Sindhi, Gujarati origins[edit]

Gujrat, India
Circa early 20th Century

Memon lineage traces back to Lohanas of Multan, Sindh. The origin of the name comes from Maumin, which means “believer” and later evolved to present name Memon.[1] According to Anthovan, those Lohanas of Thatta who converted to Islam became Memons and were invited by Jarejho Roa Khanghar, ruler of Bhuj (1548–1584) to settle in Bhuj. It is from there that Kutchi Memons migrated to Kathiawar and Gujarat. Surat in Gujarat was an important trading center from 1580 to 1680 and Memons made their bounty there. Later, the Memons reached Bombay.[2]


Subgroups of Memons from Kathiawar[edit]

Main article: Memons (Kathiawar)


Social structure[edit]

Memons worldwide[edit]

New Memon Masjid, Karachi Pakistan

Today, Memons are scattered throughout India with few thousands living in the port city of Karachi in Pakistan apart from significant communities in the United Kingdom, Canada, USA, Bangladesh, Sri Lanka, UAE, Saudi Arabia, Tanzania, Botswana, Namibia, South Africa, Malawi, Kenya, Mauritius, Singapore, Australia and Burma.
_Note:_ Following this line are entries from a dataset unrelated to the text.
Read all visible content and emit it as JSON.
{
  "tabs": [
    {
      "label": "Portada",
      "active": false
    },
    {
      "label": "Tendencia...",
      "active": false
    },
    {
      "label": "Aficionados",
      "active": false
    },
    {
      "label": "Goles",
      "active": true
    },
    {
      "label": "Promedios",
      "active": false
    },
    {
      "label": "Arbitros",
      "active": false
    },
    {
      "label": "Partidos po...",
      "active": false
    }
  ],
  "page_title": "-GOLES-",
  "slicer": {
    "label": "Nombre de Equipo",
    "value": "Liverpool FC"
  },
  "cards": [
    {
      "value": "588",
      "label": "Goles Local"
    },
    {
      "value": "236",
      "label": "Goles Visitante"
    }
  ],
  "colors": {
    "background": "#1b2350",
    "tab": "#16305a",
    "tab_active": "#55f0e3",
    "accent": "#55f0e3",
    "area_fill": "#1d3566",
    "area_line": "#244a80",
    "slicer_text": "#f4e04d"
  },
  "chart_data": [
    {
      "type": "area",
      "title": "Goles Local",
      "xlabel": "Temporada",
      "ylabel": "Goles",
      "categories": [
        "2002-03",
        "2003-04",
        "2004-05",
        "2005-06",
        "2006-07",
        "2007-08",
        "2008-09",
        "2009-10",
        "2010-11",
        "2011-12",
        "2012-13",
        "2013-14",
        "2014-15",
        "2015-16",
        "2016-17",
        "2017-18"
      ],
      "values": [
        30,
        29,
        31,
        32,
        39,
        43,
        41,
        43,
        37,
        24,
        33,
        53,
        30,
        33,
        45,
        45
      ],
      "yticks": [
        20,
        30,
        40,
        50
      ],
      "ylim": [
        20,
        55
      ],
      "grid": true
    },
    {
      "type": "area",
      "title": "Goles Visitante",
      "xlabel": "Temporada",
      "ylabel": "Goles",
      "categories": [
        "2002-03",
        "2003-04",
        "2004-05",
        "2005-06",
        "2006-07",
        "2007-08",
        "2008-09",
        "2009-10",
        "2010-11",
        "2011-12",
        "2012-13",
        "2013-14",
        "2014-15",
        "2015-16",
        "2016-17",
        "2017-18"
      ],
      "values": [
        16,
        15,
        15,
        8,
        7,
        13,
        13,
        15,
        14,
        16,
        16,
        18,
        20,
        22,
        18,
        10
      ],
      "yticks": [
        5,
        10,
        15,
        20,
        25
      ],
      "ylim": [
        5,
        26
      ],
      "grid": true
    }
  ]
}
In Karachi today there is a community of Memon people from Bantva and their descendants known as Bantva Memons. Also another prominent category is Halari Memon who works under the banner of Halari Memon General Jama'at. Halari Memon is a group of several subcategories and are also the follower of Hanfi Muslim.[3]

Memons were also one of three classes living in South Africa when Gandhiji went there in 1893, Memons were basically traders serving the Indian Indentured Labour class of South Africa. Memons are known for their involvement in business and philanthropy, with Memons having played a major part in the building of Pakistani industry, an increasing number of Memons are turning to professional occupations.[4]


  1. ^ Goolam, Vahed (2006). "'Unhappily Torn by Dissensions and Litigations': Durban's 'Memon' Mosque, 1880-1930". Journal of Religion in Africa 36: 23–49. 
  2. ^ Islamic Perspective, a Biannual Journal. A special issue on Bohras, Khojas and Memons. Ed. by Asghar Ali Engineer, Bombay, Institute of Islamic Studies. vol.1, Jan 1988, pp. 41-48 [1]
  3. ^ "City Nazim praises services of Memon community". Pakistan Press International (Asia Africa Intelligence Wire). October 13, 2003. Retrieved 20 January 2010. 
  4. ^ Levin, Sergey (1974). "The Upper Bourgeoisie from the Muslim Commercial Community of Memons in Pakistan, 1947 to 1971". Asian Survey 14 (3): 231. doi:10.1525/as.1974.14.3.01p04292. ISSN 0004-4687. JSTOR 2643012.